Therefore, in this article, we wanted to dive in a little deeper regarding the training outcomes and benefits of the Z Press to further challenge and motivate coaches and athletes to become more comfortable with this pressing exercise.
What Is a Z Press?
The Z Press is a pressing variation that works the upper back, traps, shoulders, and core to facilitate better overhead mechanics, upper boy hypertrophy, and control. The lift starts with the athlete being seated on the floor with the legs straight, either in front of the body, of split open into a “V” for extra stability. By doing so, the lifter must learn to stay upright, braced, and fully open the shoulder joint/chest or else the bar with not get into the proper position.
How to Do a Z Press
In the below video demonstration the asymmetrically loaded Z Press (kettlebell) is demonstrated. Note how the legs remain rigid and straight with the toes upright. This will help to increase quadriceps and hip flexor activity, necessary for pressing overhead (or any movement for that matter).
4 Benefits of the Z Press
In this section we will discuss four primary benefits of the Z Press, all of which are not dependent on the specific variation used (barbell, kettlebell, unilateral loss, etc) but rather dependent on the actual movement patterning as a whole
Shoulder and Upper Trap Hypertrophy

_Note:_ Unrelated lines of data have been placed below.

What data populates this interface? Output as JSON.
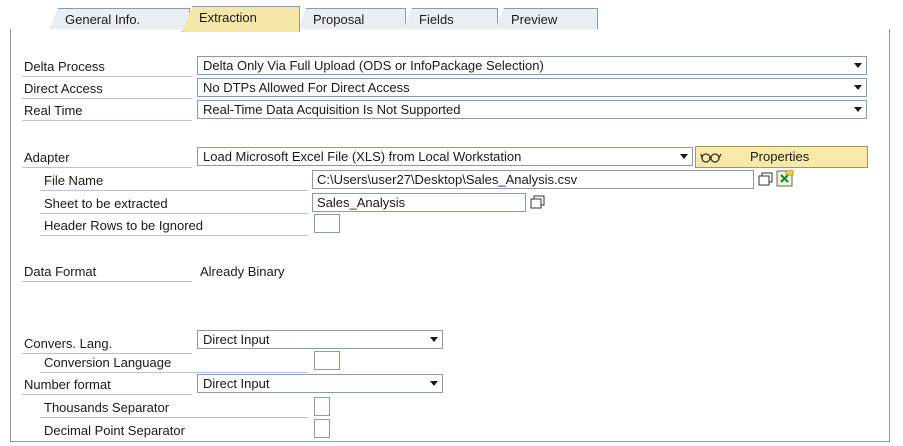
{
  "tabs": [
    {
      "label": "General Info.",
      "active": false
    },
    {
      "label": "Extraction",
      "active": true
    },
    {
      "label": "Proposal",
      "active": false
    },
    {
      "label": "Fields",
      "active": false
    },
    {
      "label": "Preview",
      "active": false
    }
  ],
  "delta_process": {
    "label": "Delta Process",
    "value": "Delta Only Via Full Upload (ODS or InfoPackage Selection)"
  },
  "direct_access": {
    "label": "Direct Access",
    "value": "No DTPs Allowed For Direct Access"
  },
  "real_time": {
    "label": "Real Time",
    "value": "Real-Time Data Acquisition Is Not Supported"
  },
  "adapter": {
    "label": "Adapter",
    "value": "Load Microsoft Excel File (XLS) from Local Workstation",
    "properties_label": "Properties"
  },
  "file_name": {
    "label": "File Name",
    "value": "C:\\Users\\user27\\Desktop\\Sales_Analysis.csv"
  },
  "sheet": {
    "label": "Sheet to be extracted",
    "value": "Sales_Analysis"
  },
  "header_rows": {
    "label": "Header Rows to be Ignored",
    "value": ""
  },
  "data_format": {
    "label": "Data Format",
    "value": "Already Binary"
  },
  "convers_lang": {
    "label": "Convers. Lang.",
    "value": "Direct Input"
  },
  "conversion_language": {
    "label": "Conversion Language",
    "value": ""
  },
  "number_format": {
    "label": "Number format",
    "value": "Direct Input"
  },
  "thousands_sep": {
    "label": "Thousands Separator",
    "value": ""
  },
  "decimal_sep": {
    "label": "Decimal Point Separator",
    "value": ""
  },
  "colors": {
    "active_tab": "#f6e6a8",
    "border": "#8a9bb0",
    "button": "#f8e9a8"
  }
}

The Z Press can targeted the shoulder, upper traps, and upper back muscles very effectively, making it a great way to add quality hypertrophy work in for those body parts, while still staying functional in movement. This pressing variation forces a lifter to still stay balance in the anterior and posterior aspects of the shoulder and upper body, making it a great choice for athletes (who need to be mobile and balance for sport) to add quality hypertrophy training into sessions without becoming too rigid and/or lose movement/range of motion.
The Z Press builds quality movement patterning, muscle, and therefore can be used over time to increase strength and performance. By managing overhead pressing integrity and forcing lifters to be balanced in the shoulder and upper back/scapular stabilizers coaches and athletes can then translate the movement patterning and stability onto barbell overhead presses, jerks, push presses, and more.
Bracing and contracting the abdominals, obliques, and even erector spinae is necessary for this seated overhead pressing movement. The Z Press does not allow a lifter to compensate for poor overhead mobility or lack of scapular control like other movements that allow for excessive lumbar extension. Building stronger core muscles will not only boost overhead strength and performance, but also increase your ability to resist injury at the spine while lifting heavy.
Maintaining proper overhead pressing mechanics, balanced muscular development, and proper scapular control and strength can play a huge role in the longevity of the shoulder joint (and surrounding tissues and ligaments) for athletes and non-athletes alike. The Z Press can help bulletproof shoulders and help athletes and coaches get more out of their pressing programming.
Build Stronger Shoulders Now
Building strength is a long-term endeavor, however you can do exercises and other things to really accelerate your strength gains and muscle mass (and improve joint health and function). Check out the tips and articles below and get to work on building those boulders for shoulders!
Featured Image: @machete_fitness on Instagram
Editor’s Note: Andrew Park, a BarBend reader, student, and climber based out of Grand Junction, Colorado, had the following to say after reading the above article:
“Shoulder strength and stability is a huge aspect of climbing and proper endurance and mobility exercises can make or break your performance on the wall. A great workout that I personally implement is the overhead shoulder press, usually with dumbbells, that are light enough to perform high repetitions in conjunction with a HITT training style circuit. A variation of the shoulder press is a Z-press that stabilizes the torso and provides no “bouncing” assistance when pressing, thus isolating the shoulders. I enjoy this workout as it targets the shoulders intensely, but also engages your trapezoids, back, and core.”